The first and most obvious step is to thoroughly read the labels on wine bottles, since vintners are required to make certain information available on the bottle. Information like who made the wine, where it comes from, and what its ABV are will help you make an informed decision when buying.

The next step is to avoid big name wines from big name regions, since it is more expensive to grow and produce wine in these regions and with these grapes. This means table wines made there tend to be more expensive but lower quality, while less well known areas and grapes are cheaper to use, so those savings get passed on to buyers.

When considering location, also aim for warmer climates like California, since these areas tend to have fuller and easier wine harvests. A more consistent harvest means the vintner saves money on creating the wine, and this means you save money buying it.

A final factor to consider is why a particular bottle might be on sale or at a discount, if this comes up. Generally wines are put on sale either because they are not selling well, or because they are past the growing season and need to move product. Neither of these mean that on sale wine is worse than full price, it just means they are less popular or out of season.

What Else is Table Wine Good For?

Table wines are primarily designed for drinking, but they can have other uses as well. For a number of reasons, table wines are good for cooking if you need wine as an ingredient.

First, it is important to know that wines labeled “cooking wine” are often full of preservatives and additives that make them last longer, but also affect their taste. Using a real wine is the best way to maximize the flavor of whatever you are cooking.

To this end table wines make a great cooking ingredient, since they are cheap to buy and have many of the qualities of regular wine. You can also feel better about only using part of the bottle, since most recipes don’t need a full bottle of wine and wine will go bad after a few days once opened.

If you lose a bottle of Bordeaux this way, you lose a lot of money in the process, but if you lose a $10 dollar bottle of red table wine to oxidation, that’s a much smaller loss. This combination of lower price with standard wine qualities makes table wines an excellent choice for cooking, especially on a budget.

Conclusion

Table wines are a curious phenomenon in restaurants and wine stores, which beg the question: what is this wine for?

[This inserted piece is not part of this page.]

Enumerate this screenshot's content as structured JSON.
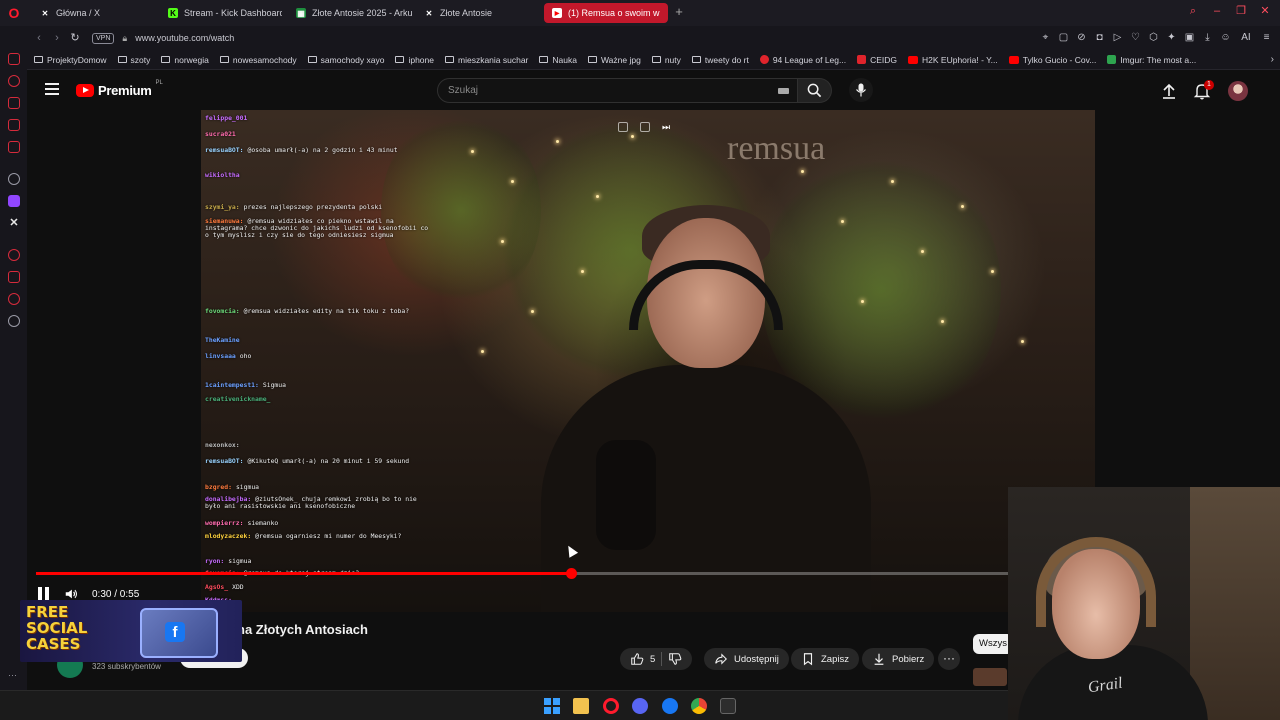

The short answer is drinking with dinner, since they cost less and contain less alcohol than other wines, depending on where you live. The longer answer, is that they can be used for drinking or cooking by consumes and they give vintners a chance to experiment with new techniques or just dodge price-raising wine regulations.